»»
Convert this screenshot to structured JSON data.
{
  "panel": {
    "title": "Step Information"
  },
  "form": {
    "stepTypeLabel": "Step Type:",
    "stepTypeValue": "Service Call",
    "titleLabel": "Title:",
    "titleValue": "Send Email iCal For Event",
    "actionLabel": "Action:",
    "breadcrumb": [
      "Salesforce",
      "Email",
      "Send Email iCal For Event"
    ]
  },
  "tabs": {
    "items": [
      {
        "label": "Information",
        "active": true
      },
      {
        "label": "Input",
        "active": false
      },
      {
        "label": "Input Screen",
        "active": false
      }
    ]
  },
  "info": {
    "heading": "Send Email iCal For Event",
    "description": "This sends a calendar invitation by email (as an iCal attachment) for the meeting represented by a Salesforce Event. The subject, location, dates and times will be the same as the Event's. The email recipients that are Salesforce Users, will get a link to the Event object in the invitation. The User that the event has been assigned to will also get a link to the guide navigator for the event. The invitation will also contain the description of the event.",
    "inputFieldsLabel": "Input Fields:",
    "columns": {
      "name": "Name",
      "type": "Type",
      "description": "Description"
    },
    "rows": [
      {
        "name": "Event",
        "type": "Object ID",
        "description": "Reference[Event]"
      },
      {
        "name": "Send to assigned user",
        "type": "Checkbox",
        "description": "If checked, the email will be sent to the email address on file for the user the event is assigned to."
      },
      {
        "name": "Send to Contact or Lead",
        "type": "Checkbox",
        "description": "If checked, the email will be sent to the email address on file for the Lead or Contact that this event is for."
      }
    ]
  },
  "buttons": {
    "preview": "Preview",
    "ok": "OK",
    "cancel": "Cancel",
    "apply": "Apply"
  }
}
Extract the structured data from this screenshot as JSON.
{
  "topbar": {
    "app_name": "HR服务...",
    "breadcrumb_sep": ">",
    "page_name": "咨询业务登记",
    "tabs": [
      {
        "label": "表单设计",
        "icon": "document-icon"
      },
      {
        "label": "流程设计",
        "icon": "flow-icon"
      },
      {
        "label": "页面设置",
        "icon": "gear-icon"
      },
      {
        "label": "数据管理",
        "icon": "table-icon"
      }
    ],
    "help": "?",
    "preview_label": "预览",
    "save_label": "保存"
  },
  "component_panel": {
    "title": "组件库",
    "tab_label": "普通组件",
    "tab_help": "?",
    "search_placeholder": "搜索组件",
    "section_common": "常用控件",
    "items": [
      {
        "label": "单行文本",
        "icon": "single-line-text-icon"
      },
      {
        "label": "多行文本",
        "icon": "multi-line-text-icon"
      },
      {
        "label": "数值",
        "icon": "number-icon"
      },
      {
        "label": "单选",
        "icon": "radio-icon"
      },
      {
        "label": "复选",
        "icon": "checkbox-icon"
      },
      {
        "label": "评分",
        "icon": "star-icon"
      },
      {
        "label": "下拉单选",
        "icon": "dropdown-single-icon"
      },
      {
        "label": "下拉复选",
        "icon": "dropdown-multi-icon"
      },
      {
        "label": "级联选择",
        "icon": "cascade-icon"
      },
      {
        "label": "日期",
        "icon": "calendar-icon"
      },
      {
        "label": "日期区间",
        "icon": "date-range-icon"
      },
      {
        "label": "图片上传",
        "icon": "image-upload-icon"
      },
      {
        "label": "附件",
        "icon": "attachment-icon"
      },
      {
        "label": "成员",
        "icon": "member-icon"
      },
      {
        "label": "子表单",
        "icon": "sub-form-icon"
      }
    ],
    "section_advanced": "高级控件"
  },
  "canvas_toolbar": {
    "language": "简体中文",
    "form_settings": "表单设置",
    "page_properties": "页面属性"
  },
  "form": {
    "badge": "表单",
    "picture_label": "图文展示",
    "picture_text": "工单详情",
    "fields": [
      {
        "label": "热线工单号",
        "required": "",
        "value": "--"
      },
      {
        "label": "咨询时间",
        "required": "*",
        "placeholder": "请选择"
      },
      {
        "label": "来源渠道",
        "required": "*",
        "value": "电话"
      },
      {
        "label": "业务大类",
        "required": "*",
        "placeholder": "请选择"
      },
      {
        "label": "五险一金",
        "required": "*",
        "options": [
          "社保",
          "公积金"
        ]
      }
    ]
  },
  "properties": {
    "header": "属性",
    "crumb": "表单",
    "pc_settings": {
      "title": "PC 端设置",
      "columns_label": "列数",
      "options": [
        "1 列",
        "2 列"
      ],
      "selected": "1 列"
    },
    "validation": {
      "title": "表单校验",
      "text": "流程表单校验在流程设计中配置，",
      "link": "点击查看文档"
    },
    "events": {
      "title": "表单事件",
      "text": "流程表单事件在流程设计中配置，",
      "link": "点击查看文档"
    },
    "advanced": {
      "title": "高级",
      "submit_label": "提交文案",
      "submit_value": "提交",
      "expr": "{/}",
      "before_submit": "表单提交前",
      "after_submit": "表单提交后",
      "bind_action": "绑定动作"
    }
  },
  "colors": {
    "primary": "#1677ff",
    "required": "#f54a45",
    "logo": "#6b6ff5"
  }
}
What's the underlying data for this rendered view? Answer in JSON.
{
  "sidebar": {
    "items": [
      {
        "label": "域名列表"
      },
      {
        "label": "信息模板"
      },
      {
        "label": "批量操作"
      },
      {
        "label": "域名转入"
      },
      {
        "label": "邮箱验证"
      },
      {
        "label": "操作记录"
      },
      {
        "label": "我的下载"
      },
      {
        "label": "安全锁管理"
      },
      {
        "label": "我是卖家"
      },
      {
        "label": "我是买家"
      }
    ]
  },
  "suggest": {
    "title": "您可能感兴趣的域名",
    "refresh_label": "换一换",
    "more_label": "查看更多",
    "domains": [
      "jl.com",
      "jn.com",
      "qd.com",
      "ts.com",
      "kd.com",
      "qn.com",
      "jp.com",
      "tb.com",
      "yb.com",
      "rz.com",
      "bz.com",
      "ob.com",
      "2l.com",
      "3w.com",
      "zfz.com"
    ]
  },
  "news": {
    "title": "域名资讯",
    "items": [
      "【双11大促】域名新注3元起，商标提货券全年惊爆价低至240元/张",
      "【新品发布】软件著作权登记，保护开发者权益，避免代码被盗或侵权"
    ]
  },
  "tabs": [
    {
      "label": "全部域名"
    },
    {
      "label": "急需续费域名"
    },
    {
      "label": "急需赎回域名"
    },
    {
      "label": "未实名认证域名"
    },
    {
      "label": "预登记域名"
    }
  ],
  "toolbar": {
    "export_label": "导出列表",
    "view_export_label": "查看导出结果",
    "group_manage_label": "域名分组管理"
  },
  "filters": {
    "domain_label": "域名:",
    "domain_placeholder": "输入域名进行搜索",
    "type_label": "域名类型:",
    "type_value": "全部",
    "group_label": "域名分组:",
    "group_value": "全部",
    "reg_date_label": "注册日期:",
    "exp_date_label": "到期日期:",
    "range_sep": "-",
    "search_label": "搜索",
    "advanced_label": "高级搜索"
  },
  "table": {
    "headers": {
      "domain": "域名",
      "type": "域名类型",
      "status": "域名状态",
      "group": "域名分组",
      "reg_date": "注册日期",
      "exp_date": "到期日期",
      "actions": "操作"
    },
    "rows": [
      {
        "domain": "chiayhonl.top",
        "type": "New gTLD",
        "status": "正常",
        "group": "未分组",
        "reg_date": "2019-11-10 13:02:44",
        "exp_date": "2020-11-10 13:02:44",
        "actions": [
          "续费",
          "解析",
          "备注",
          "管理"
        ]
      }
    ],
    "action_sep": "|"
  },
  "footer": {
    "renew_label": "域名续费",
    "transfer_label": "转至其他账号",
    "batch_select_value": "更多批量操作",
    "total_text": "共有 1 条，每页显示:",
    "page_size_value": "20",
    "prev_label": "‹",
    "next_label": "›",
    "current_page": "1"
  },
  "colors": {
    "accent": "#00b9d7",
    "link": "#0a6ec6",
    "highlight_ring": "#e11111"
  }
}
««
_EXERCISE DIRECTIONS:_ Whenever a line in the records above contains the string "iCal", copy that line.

_RESPONSE:_
    "titleValue": "Send Email iCal For Event",
      "Send Email iCal For Event"
    "heading": "Send Email iCal For Event",
    "description": "This sends a calendar invitation by email (as an iCal attachment) for the meeting represented by a Salesforce Event. The subject, location, dates and times will be the same as the Event's. The email recipients that are Salesforce Users, will get a link to the Event object in the invitation. The User that the event has been assigned to will also get a link to the guide navigator for the event. The invitation will also contain the description of the event.",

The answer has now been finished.